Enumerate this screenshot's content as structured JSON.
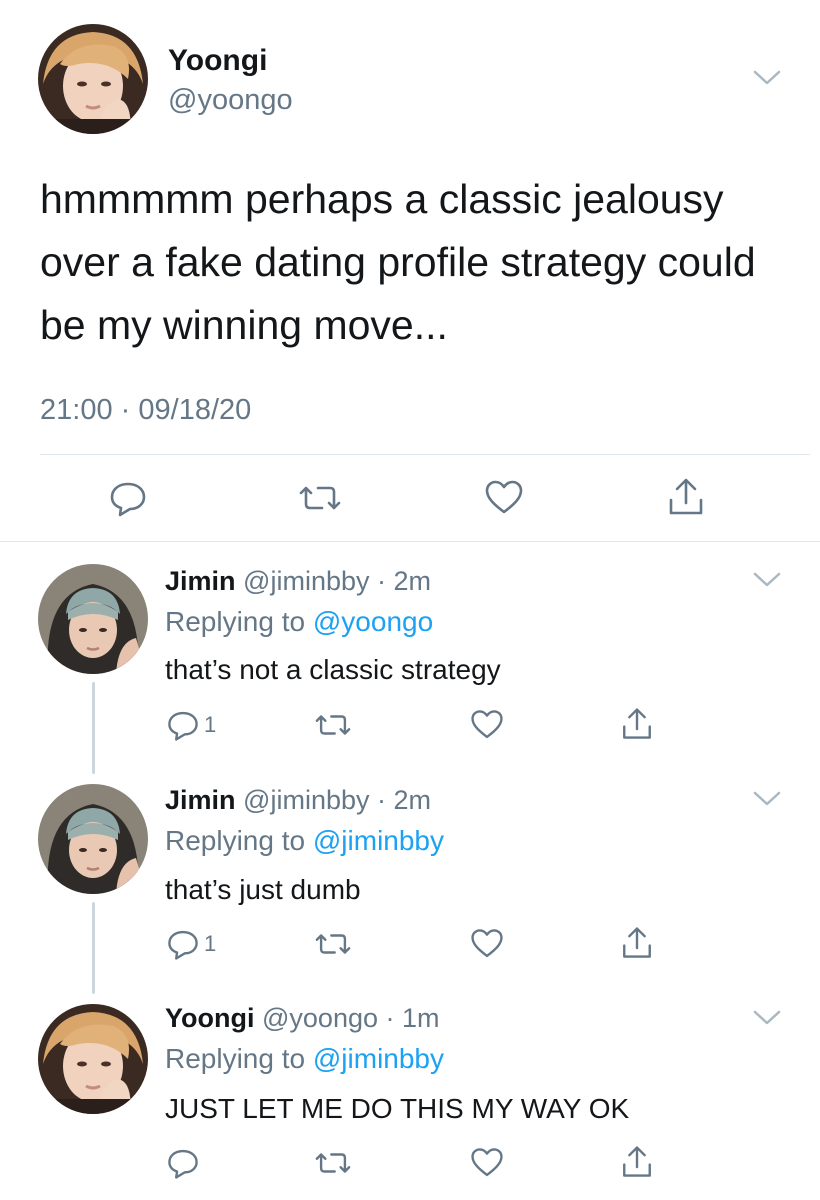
{
  "main_tweet": {
    "name": "Yoongi",
    "handle": "@yoongo",
    "text": "hmmmmm perhaps a classic jealousy over a fake dating profile strategy could be my winning move...",
    "time": "21:00",
    "separator": "·",
    "date": "09/18/20",
    "actions": [
      "reply-icon",
      "retweet-icon",
      "like-icon",
      "share-icon"
    ]
  },
  "replies": [
    {
      "name": "Jimin",
      "handle": "@jiminbby",
      "separator": "·",
      "time": "2m",
      "replying_label": "Replying to",
      "replying_to": "@yoongo",
      "text": "that’s not a classic strategy",
      "reply_count": "1"
    },
    {
      "name": "Jimin",
      "handle": "@jiminbby",
      "separator": "·",
      "time": "2m",
      "replying_label": "Replying to",
      "replying_to": "@jiminbby",
      "text": "that’s just dumb",
      "reply_count": "1"
    },
    {
      "name": "Yoongi",
      "handle": "@yoongo",
      "separator": "·",
      "time": "1m",
      "replying_label": "Replying to",
      "replying_to": "@jiminbby",
      "text": "JUST LET ME DO THIS MY WAY OK",
      "reply_count": ""
    }
  ],
  "colors": {
    "text": "#14171a",
    "muted": "#657786",
    "link": "#1da1f2",
    "border": "#e1e8ed",
    "thread": "#ccd6dd"
  }
}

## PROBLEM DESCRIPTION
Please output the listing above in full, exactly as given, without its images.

## SOLUTION
Enumerate this screenshot's content as structured JSON.
{
  "main_tweet": {
    "name": "Yoongi",
    "handle": "@yoongo",
    "text": "hmmmmm perhaps a classic jealousy over a fake dating profile strategy could be my winning move...",
    "time": "21:00",
    "separator": "·",
    "date": "09/18/20",
    "actions": [
      "reply-icon",
      "retweet-icon",
      "like-icon",
      "share-icon"
    ]
  },
  "replies": [
    {
      "name": "Jimin",
      "handle": "@jiminbby",
      "separator": "·",
      "time": "2m",
      "replying_label": "Replying to",
      "replying_to": "@yoongo",
      "text": "that’s not a classic strategy",
      "reply_count": "1"
    },
    {
      "name": "Jimin",
      "handle": "@jiminbby",
      "separator": "·",
      "time": "2m",
      "replying_label": "Replying to",
      "replying_to": "@jiminbby",
      "text": "that’s just dumb",
      "reply_count": "1"
    },
    {
      "name": "Yoongi",
      "handle": "@yoongo",
      "separator": "·",
      "time": "1m",
      "replying_label": "Replying to",
      "replying_to": "@jiminbby",
      "text": "JUST LET ME DO THIS MY WAY OK",
      "reply_count": ""
    }
  ],
  "colors": {
    "text": "#14171a",
    "muted": "#657786",
    "link": "#1da1f2",
    "border": "#e1e8ed",
    "thread": "#ccd6dd"
  }
}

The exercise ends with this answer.